What the task requires: Wherever an image appears in the data, omit it and copy all the remaining text word for word.

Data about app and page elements
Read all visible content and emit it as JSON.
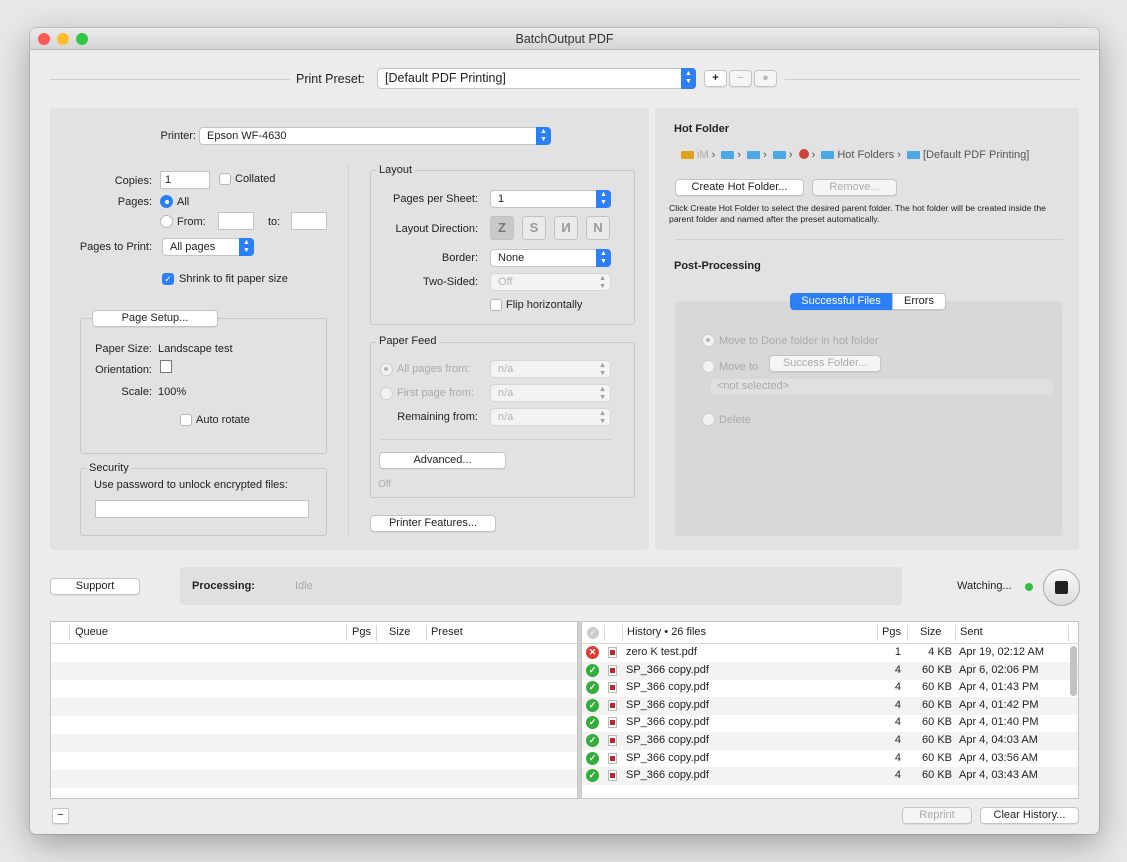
{
  "window": {
    "title": "BatchOutput PDF"
  },
  "preset": {
    "label": "Print Preset:",
    "value": "[Default PDF Printing]",
    "add": "+",
    "remove": "−"
  },
  "printer": {
    "label": "Printer:",
    "value": "Epson WF-4630",
    "copies_label": "Copies:",
    "copies_value": "1",
    "collated": "Collated",
    "pages_label": "Pages:",
    "all": "All",
    "from": "From:",
    "to": "to:",
    "pages_to_print_label": "Pages to Print:",
    "pages_to_print_value": "All pages",
    "shrink": "Shrink to fit paper size",
    "page_setup": "Page Setup...",
    "paper_size_label": "Paper Size:",
    "paper_size_value": "Landscape test",
    "orientation_label": "Orientation:",
    "scale_label": "Scale:",
    "scale_value": "100%",
    "auto_rotate": "Auto rotate",
    "security_title": "Security",
    "security_text": "Use password to unlock encrypted files:",
    "layout_title": "Layout",
    "pages_per_sheet_label": "Pages per Sheet:",
    "pages_per_sheet_value": "1",
    "layout_direction_label": "Layout Direction:",
    "border_label": "Border:",
    "border_value": "None",
    "two_sided_label": "Two-Sided:",
    "two_sided_value": "Off",
    "flip": "Flip horizontally",
    "paper_feed_title": "Paper Feed",
    "all_pages_from": "All pages from:",
    "first_page_from": "First page from:",
    "remaining_from": "Remaining from:",
    "na": "n/a",
    "advanced": "Advanced...",
    "advanced_status": "Off",
    "printer_features": "Printer Features..."
  },
  "hot_folder": {
    "title": "Hot Folder",
    "path_start": "iM",
    "path_folder": "Hot Folders",
    "path_end": "[Default PDF Printing]",
    "create": "Create Hot Folder...",
    "remove": "Remove...",
    "description": "Click Create Hot Folder to select the desired parent folder. The hot folder will be created inside the parent folder and named after the preset automatically.",
    "post_title": "Post-Processing",
    "tab_success": "Successful Files",
    "tab_errors": "Errors",
    "move_done": "Move to Done folder in hot folder",
    "move_to": "Move to",
    "success_folder": "Success Folder...",
    "not_selected": "<not selected>",
    "delete": "Delete"
  },
  "status": {
    "support": "Support",
    "processing_label": "Processing:",
    "processing_value": "Idle",
    "watching": "Watching..."
  },
  "queue": {
    "headers": [
      "Queue",
      "Pgs",
      "Size",
      "Preset"
    ]
  },
  "history": {
    "headers": [
      "History • 26 files",
      "Pgs",
      "Size",
      "Sent"
    ],
    "rows": [
      {
        "status": "error",
        "name": "zero K test.pdf",
        "pgs": "1",
        "size": "4 KB",
        "sent": "Apr 19, 02:12 AM"
      },
      {
        "status": "ok",
        "name": "SP_366 copy.pdf",
        "pgs": "4",
        "size": "60 KB",
        "sent": "Apr 6, 02:06 PM"
      },
      {
        "status": "ok",
        "name": "SP_366 copy.pdf",
        "pgs": "4",
        "size": "60 KB",
        "sent": "Apr 4, 01:43 PM"
      },
      {
        "status": "ok",
        "name": "SP_366 copy.pdf",
        "pgs": "4",
        "size": "60 KB",
        "sent": "Apr 4, 01:42 PM"
      },
      {
        "status": "ok",
        "name": "SP_366 copy.pdf",
        "pgs": "4",
        "size": "60 KB",
        "sent": "Apr 4, 01:40 PM"
      },
      {
        "status": "ok",
        "name": "SP_366 copy.pdf",
        "pgs": "4",
        "size": "60 KB",
        "sent": "Apr 4, 04:03 AM"
      },
      {
        "status": "ok",
        "name": "SP_366 copy.pdf",
        "pgs": "4",
        "size": "60 KB",
        "sent": "Apr 4, 03:56 AM"
      },
      {
        "status": "ok",
        "name": "SP_366 copy.pdf",
        "pgs": "4",
        "size": "60 KB",
        "sent": "Apr 4, 03:43 AM"
      }
    ]
  },
  "footer": {
    "remove": "−",
    "reprint": "Reprint",
    "clear": "Clear History..."
  },
  "colors": {
    "accent": "#2d7ff5",
    "ok": "#34ae3a",
    "error": "#e23b30",
    "watching": "#2fc141"
  }
}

Expected output:
Read all visible content and emit it as JSON.
{
  "window": {
    "title": "BatchOutput PDF"
  },
  "preset": {
    "label": "Print Preset:",
    "value": "[Default PDF Printing]",
    "add": "+",
    "remove": "−"
  },
  "printer": {
    "label": "Printer:",
    "value": "Epson WF-4630",
    "copies_label": "Copies:",
    "copies_value": "1",
    "collated": "Collated",
    "pages_label": "Pages:",
    "all": "All",
    "from": "From:",
    "to": "to:",
    "pages_to_print_label": "Pages to Print:",
    "pages_to_print_value": "All pages",
    "shrink": "Shrink to fit paper size",
    "page_setup": "Page Setup...",
    "paper_size_label": "Paper Size:",
    "paper_size_value": "Landscape test",
    "orientation_label": "Orientation:",
    "scale_label": "Scale:",
    "scale_value": "100%",
    "auto_rotate": "Auto rotate",
    "security_title": "Security",
    "security_text": "Use password to unlock encrypted files:",
    "layout_title": "Layout",
    "pages_per_sheet_label": "Pages per Sheet:",
    "pages_per_sheet_value": "1",
    "layout_direction_label": "Layout Direction:",
    "border_label": "Border:",
    "border_value": "None",
    "two_sided_label": "Two-Sided:",
    "two_sided_value": "Off",
    "flip": "Flip horizontally",
    "paper_feed_title": "Paper Feed",
    "all_pages_from": "All pages from:",
    "first_page_from": "First page from:",
    "remaining_from": "Remaining from:",
    "na": "n/a",
    "advanced": "Advanced...",
    "advanced_status": "Off",
    "printer_features": "Printer Features..."
  },
  "hot_folder": {
    "title": "Hot Folder",
    "path_start": "iM",
    "path_folder": "Hot Folders",
    "path_end": "[Default PDF Printing]",
    "create": "Create Hot Folder...",
    "remove": "Remove...",
    "description": "Click Create Hot Folder to select the desired parent folder. The hot folder will be created inside the parent folder and named after the preset automatically.",
    "post_title": "Post-Processing",
    "tab_success": "Successful Files",
    "tab_errors": "Errors",
    "move_done": "Move to Done folder in hot folder",
    "move_to": "Move to",
    "success_folder": "Success Folder...",
    "not_selected": "<not selected>",
    "delete": "Delete"
  },
  "status": {
    "support": "Support",
    "processing_label": "Processing:",
    "processing_value": "Idle",
    "watching": "Watching..."
  },
  "queue": {
    "headers": [
      "Queue",
      "Pgs",
      "Size",
      "Preset"
    ]
  },
  "history": {
    "headers": [
      "History • 26 files",
      "Pgs",
      "Size",
      "Sent"
    ],
    "rows": [
      {
        "status": "error",
        "name": "zero K test.pdf",
        "pgs": "1",
        "size": "4 KB",
        "sent": "Apr 19, 02:12 AM"
      },
      {
        "status": "ok",
        "name": "SP_366 copy.pdf",
        "pgs": "4",
        "size": "60 KB",
        "sent": "Apr 6, 02:06 PM"
      },
      {
        "status": "ok",
        "name": "SP_366 copy.pdf",
        "pgs": "4",
        "size": "60 KB",
        "sent": "Apr 4, 01:43 PM"
      },
      {
        "status": "ok",
        "name": "SP_366 copy.pdf",
        "pgs": "4",
        "size": "60 KB",
        "sent": "Apr 4, 01:42 PM"
      },
      {
        "status": "ok",
        "name": "SP_366 copy.pdf",
        "pgs": "4",
        "size": "60 KB",
        "sent": "Apr 4, 01:40 PM"
      },
      {
        "status": "ok",
        "name": "SP_366 copy.pdf",
        "pgs": "4",
        "size": "60 KB",
        "sent": "Apr 4, 04:03 AM"
      },
      {
        "status": "ok",
        "name": "SP_366 copy.pdf",
        "pgs": "4",
        "size": "60 KB",
        "sent": "Apr 4, 03:56 AM"
      },
      {
        "status": "ok",
        "name": "SP_366 copy.pdf",
        "pgs": "4",
        "size": "60 KB",
        "sent": "Apr 4, 03:43 AM"
      }
    ]
  },
  "footer": {
    "remove": "−",
    "reprint": "Reprint",
    "clear": "Clear History..."
  },
  "colors": {
    "accent": "#2d7ff5",
    "ok": "#34ae3a",
    "error": "#e23b30",
    "watching": "#2fc141"
  }
}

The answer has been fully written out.